By Phyllis Moore
Published in News on April 30, 2008 1:52 PM
Ambitious high school seniors typically begin searching early for ways to pay for college.
Those with stick-to-itiveness usually come out ahead.
At least that's what Rosewood High School seniors Amber Leeming and C.J. Albee are hoping.
Back in November, C.J. stumbled upon an online scholarship contest based on originality and product use. Duck brand duct tape sponsors the annual "Stuck at Prom" contest, offering up to $3,000 in scholarship money to those who attend prom wearing duct tape.
"That was the excuse we needed. It sounded like fun," C.J. says now.
Since December, the students worked on their respective outfits -- a tux for C.J., strapless floor-length gown for Amber.
But not in the traditional duct tape color of metallic gray. The couple opted for a fluorescent green and black theme, with a splash of hot pink.
Everything was done by hand, created from their imaginations.
Amber had a working knowledge of sewing, so was able to construct her own pattern.
"I made duct tape fabric -- taking a piece of cotton fabric, laying pieces of duct tape on top of it. Instead of sewing it together, you just tape it together," she explained. The only actual sewing involved a zipper.
The hardest part was the shoulders on his jacket, C.J. said, and for Amber, getting the actual forms and curves right on the dress.
Accessories were also made from duct tape -- C.J.'s vest and Amber's purse, plus coverings for their shoes -- even the boutonnière and corsage.
C.J. estimated he used about 10 rolls of tape, while Amber's dress took about 13.
"It cost about $40 less than renting a tux, about $30," C.J. said.
"I spent maybe $50 on all my duct tape," Amber added. "So maybe it cost us $100 for the total prom."
The unveiling on prom night was not a complete surprise.

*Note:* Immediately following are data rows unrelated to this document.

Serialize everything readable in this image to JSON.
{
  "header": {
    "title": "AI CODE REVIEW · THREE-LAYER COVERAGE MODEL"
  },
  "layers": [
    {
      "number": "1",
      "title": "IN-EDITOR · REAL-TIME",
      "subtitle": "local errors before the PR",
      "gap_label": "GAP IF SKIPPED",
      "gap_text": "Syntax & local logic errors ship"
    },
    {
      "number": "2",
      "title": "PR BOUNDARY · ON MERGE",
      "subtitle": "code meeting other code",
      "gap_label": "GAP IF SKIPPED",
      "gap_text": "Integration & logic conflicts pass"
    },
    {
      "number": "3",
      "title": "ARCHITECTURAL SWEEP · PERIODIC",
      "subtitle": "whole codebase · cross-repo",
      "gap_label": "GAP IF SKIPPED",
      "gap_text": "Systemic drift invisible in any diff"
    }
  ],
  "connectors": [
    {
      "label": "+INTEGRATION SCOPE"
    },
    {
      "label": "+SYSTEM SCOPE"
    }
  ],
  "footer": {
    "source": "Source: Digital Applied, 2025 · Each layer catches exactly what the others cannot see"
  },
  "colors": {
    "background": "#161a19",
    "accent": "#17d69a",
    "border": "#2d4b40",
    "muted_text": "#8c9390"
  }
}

"We told a few people and all of a sudden everybody knew about it," Amber said.
Prior to attending the event, though, they went out to dinner.
"We had random people stopping us before the prom with their camera phones, asking to take our pictures," C.J. said.
"Everybody wanted to take pictures. I think we spent an hour taking pictures once we got there," Amber added. "Everybody was just so amazed that we did that with duct tape."
While the weeks of preparation might have been "nerve-wracking at times," Amber said, things turned out well.
"It was pretty fun the whole way through. It made all the trouble worth it," C.J. said.
"Whether we get the scholarship or not," Amber added. "It was probably one of the most entertaining and amusing nights."
Although an outfit of duct tape would not seem to be the most comfortable thing to wear, it wasn't really that bad, the students said.
"To begin with, it was a little stiff. After we moved around awhile, it got easier," C.J. said.
They are still getting comments.
Amber, who works at Premiere movie theater, said she is recognized often as "duct tape girl."
With prom behind them, though, it's on to planning graduation and preparing for college.
Both will attend UNC-Greensboro in the fall. C.J. received a N.C. Teaching Fellow scholarship and is leaning toward teaching chorus at the high school level. Amber said she is also favoring a career teaching high school band and chorus.
The day-glo outfits now hang in closets at home, but might be taken out again in the future.
"We've already talked about when we go to UNC, wearing them to music camp," Amber said with a smile.
Unless, of course, their entry wins the online scholarship competition this June.
"If you win, you actually have to send in your outfits, and they'll put them on display for the next year's scholarships," she said.
Whether the creations net them money for college or not, though, the Rosewood seniors agree it made for a memorable prom.
"I know 50 years from now, I won't forget it," Amber said. "It'll be one of those happy memory things."
Other Local News
- Care in the sky: Members of the aeromedical evacuation crew fight to get injured troops back to their families